INSTRUCTIONS TO FOLLOW: Copy out all lines of the records in which the word "Acrobat" appears.

━━━━━ DATA TO EXAMINE

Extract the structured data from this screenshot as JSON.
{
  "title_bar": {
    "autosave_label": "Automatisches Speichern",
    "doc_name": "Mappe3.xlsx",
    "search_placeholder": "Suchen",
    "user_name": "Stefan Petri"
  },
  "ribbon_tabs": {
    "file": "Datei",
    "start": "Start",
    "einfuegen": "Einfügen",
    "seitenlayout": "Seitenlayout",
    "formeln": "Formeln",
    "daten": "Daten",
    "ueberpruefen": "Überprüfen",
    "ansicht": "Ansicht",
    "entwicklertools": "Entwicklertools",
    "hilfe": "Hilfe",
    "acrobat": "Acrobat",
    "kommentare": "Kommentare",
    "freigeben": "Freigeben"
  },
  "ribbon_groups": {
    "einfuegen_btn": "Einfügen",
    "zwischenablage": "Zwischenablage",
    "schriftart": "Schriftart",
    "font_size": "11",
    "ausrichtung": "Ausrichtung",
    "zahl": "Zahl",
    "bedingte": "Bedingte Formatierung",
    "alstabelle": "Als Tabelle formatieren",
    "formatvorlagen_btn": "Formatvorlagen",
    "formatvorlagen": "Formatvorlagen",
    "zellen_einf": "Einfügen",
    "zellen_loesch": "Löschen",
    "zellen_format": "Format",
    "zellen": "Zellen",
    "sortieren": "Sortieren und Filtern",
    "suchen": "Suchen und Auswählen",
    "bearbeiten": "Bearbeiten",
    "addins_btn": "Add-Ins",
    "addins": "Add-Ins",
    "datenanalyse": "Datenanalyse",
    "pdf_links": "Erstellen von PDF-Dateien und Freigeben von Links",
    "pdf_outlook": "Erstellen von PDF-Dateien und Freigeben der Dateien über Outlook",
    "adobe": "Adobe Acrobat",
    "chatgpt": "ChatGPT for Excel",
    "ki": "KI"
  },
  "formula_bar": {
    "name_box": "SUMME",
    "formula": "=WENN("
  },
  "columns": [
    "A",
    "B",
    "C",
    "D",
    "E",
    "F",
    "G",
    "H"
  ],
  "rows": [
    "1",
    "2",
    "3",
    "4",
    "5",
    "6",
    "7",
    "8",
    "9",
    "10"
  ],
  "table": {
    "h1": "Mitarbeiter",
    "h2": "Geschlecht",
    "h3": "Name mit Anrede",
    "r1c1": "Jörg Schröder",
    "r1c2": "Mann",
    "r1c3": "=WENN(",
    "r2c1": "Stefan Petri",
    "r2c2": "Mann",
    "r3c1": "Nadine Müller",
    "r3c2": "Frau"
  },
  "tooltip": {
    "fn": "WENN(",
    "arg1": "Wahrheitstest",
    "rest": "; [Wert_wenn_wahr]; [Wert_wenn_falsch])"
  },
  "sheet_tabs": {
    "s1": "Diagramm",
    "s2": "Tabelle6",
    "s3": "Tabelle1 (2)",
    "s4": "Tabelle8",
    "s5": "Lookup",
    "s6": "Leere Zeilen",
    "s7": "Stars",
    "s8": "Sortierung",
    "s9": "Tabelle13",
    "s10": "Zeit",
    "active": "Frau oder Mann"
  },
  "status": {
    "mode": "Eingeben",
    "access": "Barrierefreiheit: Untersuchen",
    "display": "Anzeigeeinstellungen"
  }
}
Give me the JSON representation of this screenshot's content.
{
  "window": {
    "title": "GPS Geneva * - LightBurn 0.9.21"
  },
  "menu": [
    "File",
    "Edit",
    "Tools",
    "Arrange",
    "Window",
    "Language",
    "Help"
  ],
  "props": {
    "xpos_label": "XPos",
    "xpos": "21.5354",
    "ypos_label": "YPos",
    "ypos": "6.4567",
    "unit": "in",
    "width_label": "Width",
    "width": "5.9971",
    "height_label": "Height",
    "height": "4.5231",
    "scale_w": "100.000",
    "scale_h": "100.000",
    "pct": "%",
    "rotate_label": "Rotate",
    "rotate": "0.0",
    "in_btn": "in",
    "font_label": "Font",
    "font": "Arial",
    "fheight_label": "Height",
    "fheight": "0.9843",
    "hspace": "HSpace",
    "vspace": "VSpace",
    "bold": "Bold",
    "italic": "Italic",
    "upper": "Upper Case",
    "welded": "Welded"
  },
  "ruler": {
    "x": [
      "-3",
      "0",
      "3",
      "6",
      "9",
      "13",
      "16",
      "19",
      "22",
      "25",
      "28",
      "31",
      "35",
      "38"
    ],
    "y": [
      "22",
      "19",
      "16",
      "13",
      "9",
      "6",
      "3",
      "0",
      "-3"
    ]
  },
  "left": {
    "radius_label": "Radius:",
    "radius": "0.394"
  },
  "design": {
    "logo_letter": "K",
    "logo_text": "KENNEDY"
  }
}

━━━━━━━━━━

EXERCISE OUTPUT:
    "acrobat": "Acrobat",
    "adobe": "Adobe Acrobat",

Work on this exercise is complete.